The PRINCE2 Foundation Exam is the first of three levels of certification offered for the PRINCE2 Methodology, but is the first of two sequential exams. The most recent certification introduced is the PRINCE2 Professional, which is the highest level of accreditation offered, and requires a 2.5 day residential assessment. This certification was introduced in 2012, and to my knowledge, is currently only available in the United Kingdom. The PRINCE2 Foundation Exam is a 75 Question test, with a one hour time limit. Only 70 questions are counted towards the passing score of 50%, which means you must correctly answer 35 questions from those which are counted. The general rule of thumb is you want to consistently score over 75% on mock exams to pass both the PRINCE2 Foundation and Practitioner Level Exams, more on that later.

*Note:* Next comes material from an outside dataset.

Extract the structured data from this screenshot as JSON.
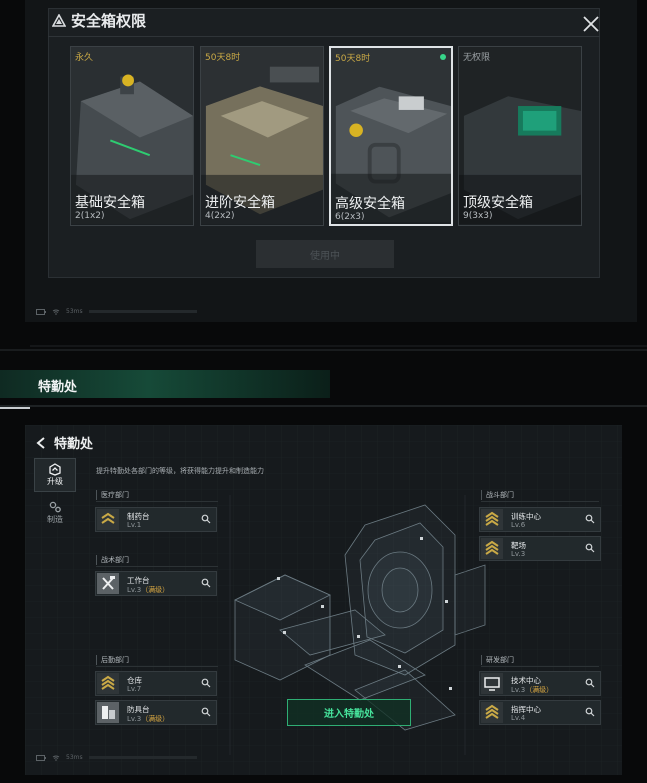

As far as strategy goes, the best place to start is by reading the official PRINCE2 manual (released in 2009). The Foundation Level Exam is straightforward, as it is a multiple choice test. There is only one correct answer per question. The only subjects covered in the exam are from the official manual, however it is not the easiest of reads. It is advisable to obtain additional study materials from an Accredited Training Organization to be used in conjunction with the reading of the manual, this is quite helpful. One interesting challenge associated with PRINCE2 is that it was developed by the UK Government, which means the language is in very proper English. If you do go on to study for this certification, be advised the spelling and grammar structure may be slightly different than American English. However, this should not deter you from pursuing this certification.

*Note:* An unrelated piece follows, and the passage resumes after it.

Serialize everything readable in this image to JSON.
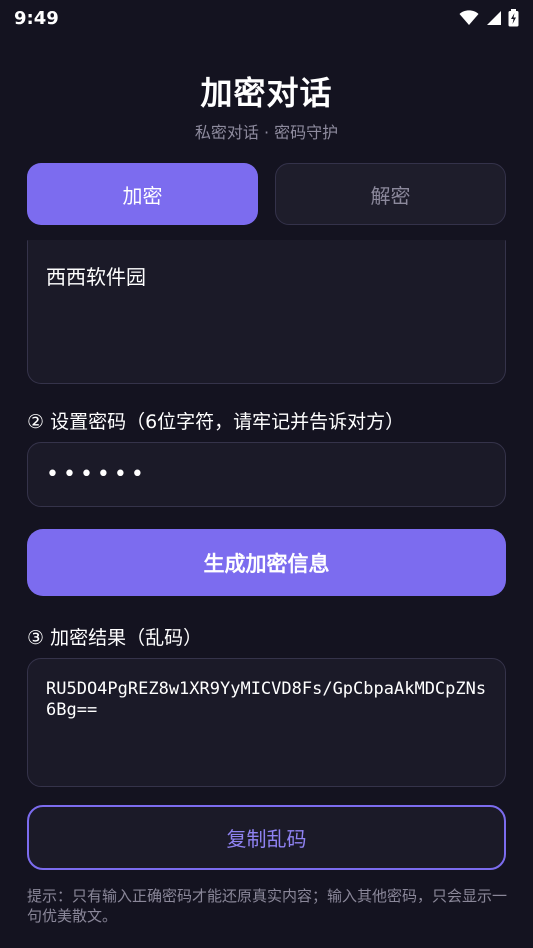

After thoroughly examining the PRINCE2 manual to get a basic understanding of the methodology, I would then begin with a 3rd party training course. I looked through various online resources and found much less in terms of high quality free content, when compared to the PMP exam. So I used a training course provided by the ILX Group Limited, which I would highly recommend. This was a self-paced, distance learning course which was divided into two basic modules. The first was for the PRINCE2 Foundation Level Exam, the other for the Practitioner Level Exam. The first module went over the entire methodology, and explained it in very understandable terms. Once you have a good grasp of the material, it is advisable to begin doing mock exams. In general, the mock exams from the ILX Group were very similar in format and level of difficulty to the real exam. Once you begin scoring at or above 75% on a consistent basis, you should begin the process of scheduling your exam. My exam was proctored online via webcam, which meant I was able to sit for the exam from the comfort of my home. This method also gives you a tremendous amount of flexibility in terms of the exact date and time to take your exam.

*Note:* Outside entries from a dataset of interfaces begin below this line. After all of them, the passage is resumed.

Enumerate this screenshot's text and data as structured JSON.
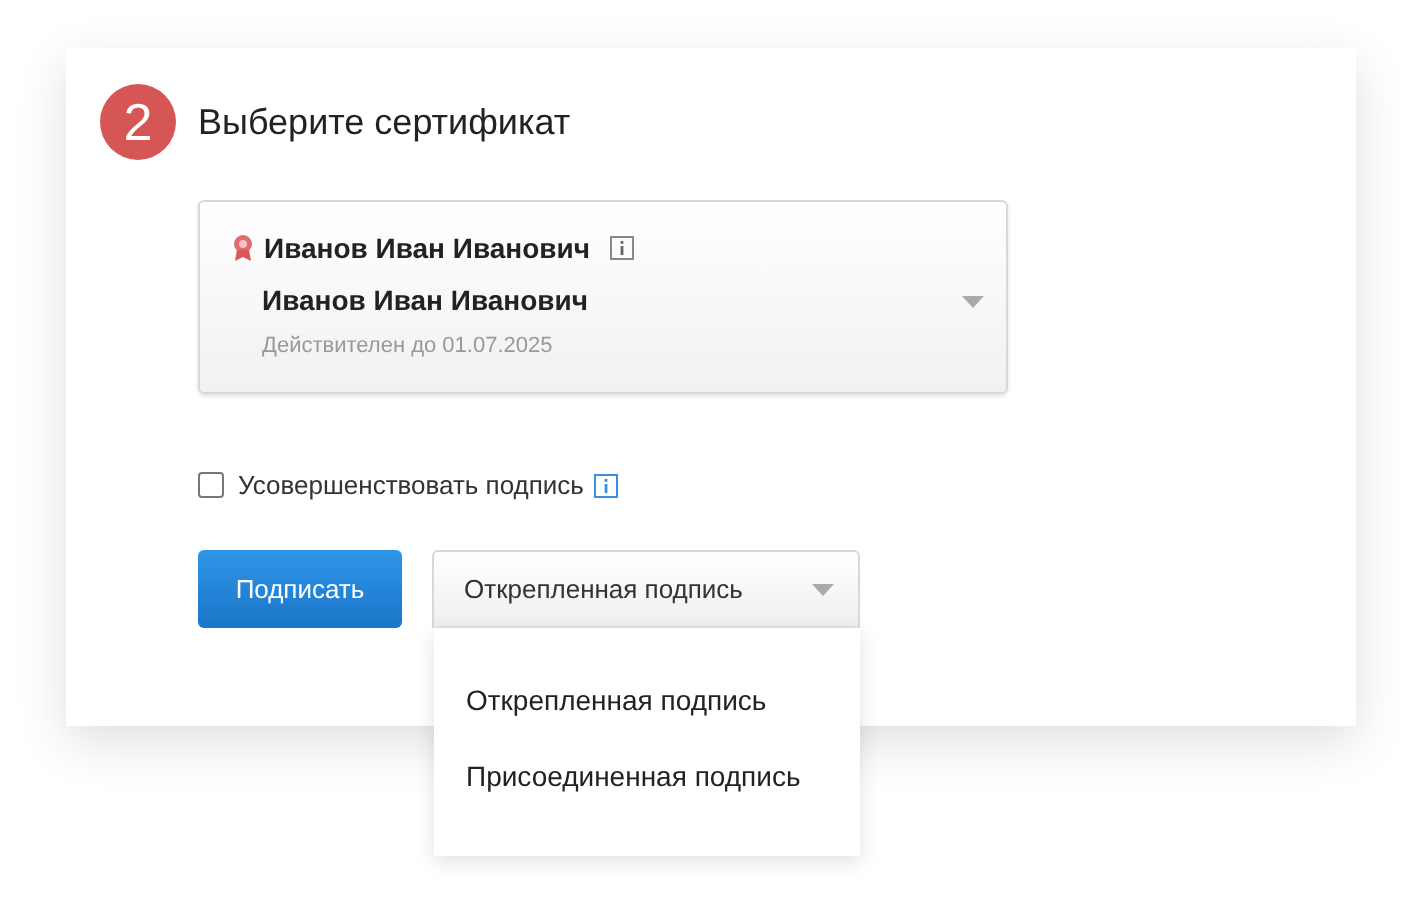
{
  "step": {
    "number": "2",
    "title": "Выберите сертификат"
  },
  "certificate": {
    "owner": "Иванов Иван Иванович",
    "name": "Иванов Иван Иванович",
    "valid_until": "Действителен до 01.07.2025"
  },
  "enhance": {
    "label": "Усовершенствовать подпись",
    "checked": false
  },
  "sign_button": "Подписать",
  "signature_type": {
    "value": "Открепленная подпись",
    "expanded": true,
    "options": [
      {
        "label": "Открепленная подпись"
      },
      {
        "label": "Присоединенная подпись"
      }
    ]
  }
}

Once you have scheduled your exam and are reasonably confident that you will pass, the last sample exam I would take is from APMG. APMG International is the official accrediting body and administers the PRINCE2 exam. The mock exam they provide is extremely valuable not only in terms of content, but provides a great feel for the actual exam. I took this sample test the night before the real exam, and scored well. For me, this translated into a passing score. Overall, the PRINCE2 Foundation Level Certification exam was relatively straightforward in terms of difficulty. If you understand the methodology in good detail and are scoring well on your practice tests, you will likely do well come exam time. The main reason you want to be scoring above 75% on the sample tests is for the Practitioner Level Exam, which is in an entirely different ballpark in terms of complexity and level of difficulty. We will discuss this in much more detail in my next blog post.